We get a vital update from Robert Curphey, Project Archivist here at the Thackray
Since my last blog I have been cataloguing significant collections that make up the Thackray Museum of Medicine Archive. A lot of our collections, deposited to us over the years, consist of personal and professional papers of doctors and nurses whose interesting and varied life stories deserve to be told. For the first part of this blog, I am going to focus on a particular collection donated to our archive, by Pauline Totham (nee Sellers), which is among many collections to be catalogued for the first time.
(Photograph of Pauline Sellers, copyright unknown)
Pauline Sellers qualified as a nurse at Mirfield Children’s Home in West Yorkshire and as a State Registered Nurse at Staincliffe General Hospital. In her mid-twenties, Sellers joined the Royal Air Force as a Flight Officer for Princess Mary’s Royal Air Force Nursing Service, based at Nocton Hall, Lincolnshire, in 1966 and served for 15 months as a ward sister at two British hospitals in Aden but had to leave in 1967 as part of the British withdrawal before Aden gained its independence. After leaving Aden she was based at the Royal Air Force Hospital at Nocton Hall.
The items in this collection consist of correspondence, articles, photographs, certificates and notebooks compiled by Sellers during her career. They particularly focus on the time Sellers spent at Staincliffe General Hospital and Princess Mary’s Royal Air Force Nursing Service at Nocton Hall.
While at Nocton Hall, Sellers took part in theatre performances and joined Nocton Hall Theatre Group, playing Mrs Wagstaff in the play ‘Dry Rot’. She also accompanied Princess Alexandra on a royal visit in July 1969, showing the Princess around one of the children’s wards. Sellers wrote articles for Nursing Journals, which appear in this collection; because of her occupation, such articles needed approval by the Ministry of Defence before publication. The articles Sellers wrote include ‘Teratoma neonatorum’ describing a case of a female infant born with a tumour in the sacrococcygeal region at the base of the spine, and recorded by Sellers while as a staff nurse at Staincliffe General Hospital in Dewsbury, written for the Nursing Mirror and Midwives Journal in February 1966. Three years later, Sellers wrote an article for Nursing Times (October 1969) titled ‘Bilateral Perthe’s Disease of the Hip in a Seven Year Old’.

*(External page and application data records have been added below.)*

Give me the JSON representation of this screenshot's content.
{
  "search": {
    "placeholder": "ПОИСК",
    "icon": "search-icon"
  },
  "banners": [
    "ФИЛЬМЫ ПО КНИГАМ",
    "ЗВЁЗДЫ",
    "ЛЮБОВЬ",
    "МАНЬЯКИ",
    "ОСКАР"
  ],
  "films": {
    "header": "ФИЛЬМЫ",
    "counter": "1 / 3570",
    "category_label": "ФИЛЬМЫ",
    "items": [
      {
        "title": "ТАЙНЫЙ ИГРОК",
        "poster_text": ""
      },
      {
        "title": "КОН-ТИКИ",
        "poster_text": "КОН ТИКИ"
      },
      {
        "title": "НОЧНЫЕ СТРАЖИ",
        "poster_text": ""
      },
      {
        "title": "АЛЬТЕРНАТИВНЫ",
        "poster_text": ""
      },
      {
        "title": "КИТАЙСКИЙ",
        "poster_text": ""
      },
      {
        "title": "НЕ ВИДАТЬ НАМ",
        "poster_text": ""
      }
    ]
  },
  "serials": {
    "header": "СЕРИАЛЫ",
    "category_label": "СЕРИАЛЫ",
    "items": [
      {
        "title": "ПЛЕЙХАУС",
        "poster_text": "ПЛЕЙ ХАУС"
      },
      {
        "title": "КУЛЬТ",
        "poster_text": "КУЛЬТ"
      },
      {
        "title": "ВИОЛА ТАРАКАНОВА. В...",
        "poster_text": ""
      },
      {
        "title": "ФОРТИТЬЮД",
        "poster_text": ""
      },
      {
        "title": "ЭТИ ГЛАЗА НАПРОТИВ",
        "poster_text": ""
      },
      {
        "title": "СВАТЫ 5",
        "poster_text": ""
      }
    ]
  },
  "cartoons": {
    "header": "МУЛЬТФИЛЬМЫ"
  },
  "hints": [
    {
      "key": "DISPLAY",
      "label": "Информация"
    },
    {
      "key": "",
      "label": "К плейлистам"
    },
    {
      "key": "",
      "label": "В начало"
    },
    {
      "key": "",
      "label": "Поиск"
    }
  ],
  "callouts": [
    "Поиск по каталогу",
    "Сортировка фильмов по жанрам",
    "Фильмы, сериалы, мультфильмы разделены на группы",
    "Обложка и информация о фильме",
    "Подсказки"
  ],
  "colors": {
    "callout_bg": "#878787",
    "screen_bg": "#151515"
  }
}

The collection contains interesting items relating to Sellers’ life and career, including a telegram sent by her grandparents wishing her luck ahead of her final examinations to become a nurse, the examination papers for the General Nursing Council for England and Wales Final State Examination in 1963, an invitation card for Sellers to attend a reception to celebrate the fiftieth anniversary of the formation of the Princess Mary’s Royal Air Force Service in July 1968, and a copy of the Royal Air Force certificate appointing Sellers as a Flying Officer in 1966. I’m looking forward to cataloguing more interesting personal collections from the archive, that have been donated to the Thackray Museum of Medicine over the years, as part of my role here.
In my previous blog I talked about recruiting volunteers to help me catalogue the archive. That process has now come to an end and we have selected a dedicated team to help us catalogue the archive collections. One of our volunteers, Sam, has been cataloguing correspondence and certificates compiled by Herbert Agar, a Leeds-based obstetrician and gynaecologist.
(Volunteer Sam cataloguing the Herbert Agar collection)
A fellow of the Royal College of Surgeons of England, ‘Bert’ Agar was born in Grimsby in 1907 and won a scholarship to the University of Leeds, qualifying as a doctor in 1932. Agar served as Major (Surgical Specialist) in the Royal Army Medical Corps from 1940 to 1945 and specialised in obstetrics and gynaecology, gaining his MRCOG in 1942 and FRCOG in 1954. The collection consists of correspondence, certificates, lecture notes and photographs acquired throughout Agar’s professional career. Once catalogued, their details will be made publicly available through the Collections Online page at https://collections.thackraymuseum.co.uk/home. Sam has been cataloguing correspondence sent to Agar, including letters from the University Teaching Hospital in Lagos, Nigeria, requesting help from Agar in organising placements in England for medical students from Nigeria, and Agar’s collection of certificates he received during his career, including his admission to the Royal College of Obstetricians and Gynaecologists in 1942 and his appointment as a Fellow of the Royal College of Surgeons of England.
We look forward to adding details of collections catalogued from our archive to the Thackray Museum of Medicine Collections Online database later in the Spring, so do keep an eye on Collections Online over the next few months where more entries will appear. Alternatively, do contact us if you have any queries about our archive, or any aspect of our fascinating collections, at [email protected]